Technetium is one of two elements in the first 83 that have no stable isotopes (the other element is promethium). The most stable radioisotopes are Tc-98 with a half-life of 4.2 million years, Tc-97 (half-life: 2.6 million years) and Tc-99 (half-life: 211,100 years).
Twenty-two other radioisotopes have been characterized with atomic weights ranging from 87.933 amu (Tc-88) to 112.931 amu (Tc-113). Most of these have half-lives that are less than an hour except Tc-93 (2.75 hours), Tc-94 (293 minutes), Tc-95 (20 hours), and Tc-96 (4.28 days). There are also numerous meta states with Tcm-97 being the most stable with a half-life of 90.1 days (0.097 MeV). This is followed by Tcm-95 (half life: 61 days, 0.038 MeV), and Tcm-99 (half-life: 6.01 hours, 0.143 MeV).
The primary decay mode before the most stable isotope, Tc-98, is electron capture and the primary mode after is beta emission with one instance of election capture during the first mode of the two mode decay of Tc-100. The primary decay product before Tc-98 is molybdenum and the primary product after is ruthenium (the product of the first decay mode of Tc-100 is Mo, however).
Compounds containing this element are encountered extremely rarely by most people and is for practical purposes not found in nature.
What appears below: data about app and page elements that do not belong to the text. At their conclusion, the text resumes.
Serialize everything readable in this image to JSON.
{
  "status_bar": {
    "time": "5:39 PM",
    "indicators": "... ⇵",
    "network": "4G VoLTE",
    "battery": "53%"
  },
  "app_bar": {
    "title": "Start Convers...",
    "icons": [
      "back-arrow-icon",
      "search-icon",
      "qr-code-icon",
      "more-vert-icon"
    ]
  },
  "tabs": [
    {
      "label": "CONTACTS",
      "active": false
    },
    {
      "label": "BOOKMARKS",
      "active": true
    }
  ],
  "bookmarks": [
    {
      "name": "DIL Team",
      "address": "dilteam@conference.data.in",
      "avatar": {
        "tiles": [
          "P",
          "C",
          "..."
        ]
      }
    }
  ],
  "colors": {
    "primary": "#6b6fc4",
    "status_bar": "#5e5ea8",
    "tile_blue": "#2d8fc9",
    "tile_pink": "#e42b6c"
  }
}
Tc-99 is a contamination hazard and should be handled in a glove box. All isotopes of technetium are highly radioactive and are thus very toxic. Technetium has no natural biological role.